----- Extracted entries -----

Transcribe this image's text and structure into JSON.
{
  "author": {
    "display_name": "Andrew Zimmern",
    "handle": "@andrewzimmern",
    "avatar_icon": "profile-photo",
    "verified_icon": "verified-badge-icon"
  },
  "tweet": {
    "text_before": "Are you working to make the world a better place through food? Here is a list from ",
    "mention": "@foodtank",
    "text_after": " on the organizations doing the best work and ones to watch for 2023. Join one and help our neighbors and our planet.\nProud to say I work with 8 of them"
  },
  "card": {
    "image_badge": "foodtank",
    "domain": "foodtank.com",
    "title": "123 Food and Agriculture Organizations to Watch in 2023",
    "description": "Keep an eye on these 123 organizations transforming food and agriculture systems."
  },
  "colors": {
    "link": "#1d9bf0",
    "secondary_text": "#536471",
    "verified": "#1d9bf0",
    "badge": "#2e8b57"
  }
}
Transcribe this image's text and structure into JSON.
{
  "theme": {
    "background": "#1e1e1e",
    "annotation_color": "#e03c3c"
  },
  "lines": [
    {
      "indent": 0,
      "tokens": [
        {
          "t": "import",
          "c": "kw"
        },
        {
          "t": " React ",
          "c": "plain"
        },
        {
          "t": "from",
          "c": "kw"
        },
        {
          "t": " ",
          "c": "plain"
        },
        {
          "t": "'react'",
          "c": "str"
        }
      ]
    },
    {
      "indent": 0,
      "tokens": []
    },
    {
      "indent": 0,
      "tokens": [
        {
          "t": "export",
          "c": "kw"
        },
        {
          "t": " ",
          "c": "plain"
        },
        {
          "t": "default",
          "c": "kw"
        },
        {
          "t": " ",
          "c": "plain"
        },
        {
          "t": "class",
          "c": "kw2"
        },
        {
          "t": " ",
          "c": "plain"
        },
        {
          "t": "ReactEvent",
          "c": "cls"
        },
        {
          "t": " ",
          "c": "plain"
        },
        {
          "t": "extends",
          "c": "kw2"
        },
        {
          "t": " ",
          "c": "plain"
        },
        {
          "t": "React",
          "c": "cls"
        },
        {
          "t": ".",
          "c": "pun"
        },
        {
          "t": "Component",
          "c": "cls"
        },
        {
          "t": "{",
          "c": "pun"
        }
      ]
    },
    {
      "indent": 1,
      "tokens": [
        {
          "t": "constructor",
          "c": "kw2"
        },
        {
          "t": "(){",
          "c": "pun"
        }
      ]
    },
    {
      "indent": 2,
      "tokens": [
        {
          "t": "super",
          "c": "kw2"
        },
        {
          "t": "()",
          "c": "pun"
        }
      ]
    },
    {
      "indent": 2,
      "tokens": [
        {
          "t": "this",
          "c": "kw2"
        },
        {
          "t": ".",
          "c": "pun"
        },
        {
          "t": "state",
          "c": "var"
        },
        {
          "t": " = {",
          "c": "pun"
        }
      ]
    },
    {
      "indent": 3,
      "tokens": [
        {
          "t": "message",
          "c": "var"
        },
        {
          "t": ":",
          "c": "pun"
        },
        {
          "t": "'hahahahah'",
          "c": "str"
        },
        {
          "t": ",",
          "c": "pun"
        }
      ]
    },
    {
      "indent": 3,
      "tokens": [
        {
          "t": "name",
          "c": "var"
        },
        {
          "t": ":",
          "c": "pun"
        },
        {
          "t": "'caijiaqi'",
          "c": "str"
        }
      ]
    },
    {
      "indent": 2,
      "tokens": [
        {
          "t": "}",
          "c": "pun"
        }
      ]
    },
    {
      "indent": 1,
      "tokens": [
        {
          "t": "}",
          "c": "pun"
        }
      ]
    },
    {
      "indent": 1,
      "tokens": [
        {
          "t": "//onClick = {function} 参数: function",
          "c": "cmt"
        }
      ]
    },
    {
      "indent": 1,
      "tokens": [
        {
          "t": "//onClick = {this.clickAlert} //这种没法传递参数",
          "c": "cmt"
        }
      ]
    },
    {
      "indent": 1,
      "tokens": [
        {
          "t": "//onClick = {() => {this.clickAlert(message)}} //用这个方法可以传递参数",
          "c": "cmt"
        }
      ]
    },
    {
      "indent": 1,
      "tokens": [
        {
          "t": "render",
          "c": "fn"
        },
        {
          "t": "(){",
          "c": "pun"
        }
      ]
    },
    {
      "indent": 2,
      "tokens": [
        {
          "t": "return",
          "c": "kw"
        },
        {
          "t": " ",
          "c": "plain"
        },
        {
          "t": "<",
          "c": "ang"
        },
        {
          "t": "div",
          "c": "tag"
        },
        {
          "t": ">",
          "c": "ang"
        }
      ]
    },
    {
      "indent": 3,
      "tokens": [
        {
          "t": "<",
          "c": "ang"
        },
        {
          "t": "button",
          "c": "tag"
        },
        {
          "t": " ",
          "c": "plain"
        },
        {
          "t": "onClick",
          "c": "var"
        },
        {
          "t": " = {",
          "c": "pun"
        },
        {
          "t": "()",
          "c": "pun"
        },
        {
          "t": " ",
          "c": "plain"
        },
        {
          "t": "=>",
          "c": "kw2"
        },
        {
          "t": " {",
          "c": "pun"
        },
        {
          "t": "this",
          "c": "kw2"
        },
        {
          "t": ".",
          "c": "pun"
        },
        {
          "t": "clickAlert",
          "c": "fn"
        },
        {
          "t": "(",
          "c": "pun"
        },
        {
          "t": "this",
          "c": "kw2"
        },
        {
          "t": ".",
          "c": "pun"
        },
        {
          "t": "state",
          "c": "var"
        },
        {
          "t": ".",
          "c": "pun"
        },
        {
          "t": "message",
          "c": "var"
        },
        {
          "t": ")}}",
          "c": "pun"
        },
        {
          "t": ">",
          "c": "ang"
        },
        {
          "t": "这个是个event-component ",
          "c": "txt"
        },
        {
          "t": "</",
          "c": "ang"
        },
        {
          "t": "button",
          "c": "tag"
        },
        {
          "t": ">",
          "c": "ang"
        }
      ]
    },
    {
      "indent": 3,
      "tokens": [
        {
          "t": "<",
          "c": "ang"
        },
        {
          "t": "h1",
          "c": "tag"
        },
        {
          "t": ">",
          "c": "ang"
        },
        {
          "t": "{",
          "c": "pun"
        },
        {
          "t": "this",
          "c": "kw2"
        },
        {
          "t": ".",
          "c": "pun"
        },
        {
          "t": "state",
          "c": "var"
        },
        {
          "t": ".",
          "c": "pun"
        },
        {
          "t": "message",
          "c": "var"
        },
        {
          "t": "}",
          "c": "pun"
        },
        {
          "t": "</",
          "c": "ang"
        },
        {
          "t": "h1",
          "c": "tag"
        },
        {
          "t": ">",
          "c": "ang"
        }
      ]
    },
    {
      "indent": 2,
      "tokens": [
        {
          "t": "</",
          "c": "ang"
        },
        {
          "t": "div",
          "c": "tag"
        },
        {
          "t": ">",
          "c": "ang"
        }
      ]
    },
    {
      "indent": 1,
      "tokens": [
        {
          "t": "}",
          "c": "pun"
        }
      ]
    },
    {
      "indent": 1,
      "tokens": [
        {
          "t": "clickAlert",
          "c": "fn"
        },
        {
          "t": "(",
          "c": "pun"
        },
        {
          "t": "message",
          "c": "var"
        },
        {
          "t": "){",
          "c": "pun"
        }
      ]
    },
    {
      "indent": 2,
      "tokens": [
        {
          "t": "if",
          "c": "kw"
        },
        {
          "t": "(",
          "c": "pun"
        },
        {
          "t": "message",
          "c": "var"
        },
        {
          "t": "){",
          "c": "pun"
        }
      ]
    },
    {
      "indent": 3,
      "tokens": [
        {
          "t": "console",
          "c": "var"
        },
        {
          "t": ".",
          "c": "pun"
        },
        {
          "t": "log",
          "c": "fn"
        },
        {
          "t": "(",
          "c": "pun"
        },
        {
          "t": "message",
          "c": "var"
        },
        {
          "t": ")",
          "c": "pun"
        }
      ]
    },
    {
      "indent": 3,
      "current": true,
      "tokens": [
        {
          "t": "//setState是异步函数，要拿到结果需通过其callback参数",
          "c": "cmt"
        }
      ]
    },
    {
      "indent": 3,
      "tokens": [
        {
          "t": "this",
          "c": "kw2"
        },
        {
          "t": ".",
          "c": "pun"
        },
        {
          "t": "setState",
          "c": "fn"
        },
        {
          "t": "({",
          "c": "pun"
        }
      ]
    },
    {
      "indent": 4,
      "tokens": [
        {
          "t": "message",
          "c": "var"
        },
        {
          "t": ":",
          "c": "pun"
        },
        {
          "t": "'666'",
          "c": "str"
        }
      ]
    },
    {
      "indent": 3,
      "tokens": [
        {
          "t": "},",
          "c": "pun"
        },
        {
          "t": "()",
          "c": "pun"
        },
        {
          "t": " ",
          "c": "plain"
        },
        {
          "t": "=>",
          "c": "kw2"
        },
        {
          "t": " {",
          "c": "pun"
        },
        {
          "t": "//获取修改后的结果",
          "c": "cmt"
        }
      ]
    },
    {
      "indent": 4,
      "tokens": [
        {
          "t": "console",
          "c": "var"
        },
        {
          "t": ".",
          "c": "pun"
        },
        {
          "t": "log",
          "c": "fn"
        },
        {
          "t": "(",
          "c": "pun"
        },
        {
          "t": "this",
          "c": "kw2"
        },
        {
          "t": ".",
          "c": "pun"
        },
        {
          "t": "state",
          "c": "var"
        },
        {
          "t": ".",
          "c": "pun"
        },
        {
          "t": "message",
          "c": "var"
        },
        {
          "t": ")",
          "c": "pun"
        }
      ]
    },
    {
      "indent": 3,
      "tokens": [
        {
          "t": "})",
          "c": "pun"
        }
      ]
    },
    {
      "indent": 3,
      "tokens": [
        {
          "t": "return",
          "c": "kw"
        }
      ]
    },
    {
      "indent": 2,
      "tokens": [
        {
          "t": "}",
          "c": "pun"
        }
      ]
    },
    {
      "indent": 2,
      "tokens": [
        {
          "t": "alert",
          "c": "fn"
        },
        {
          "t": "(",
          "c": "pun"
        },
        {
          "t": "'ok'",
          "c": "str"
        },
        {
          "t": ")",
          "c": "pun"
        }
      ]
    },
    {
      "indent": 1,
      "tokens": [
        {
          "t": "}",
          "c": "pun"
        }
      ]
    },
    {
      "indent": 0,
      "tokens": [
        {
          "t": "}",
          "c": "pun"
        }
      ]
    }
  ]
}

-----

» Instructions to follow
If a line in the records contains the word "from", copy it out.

» Task output
    "text_before": "Are you working to make the world a better place through food? Here is a list from ",
          "t": "from",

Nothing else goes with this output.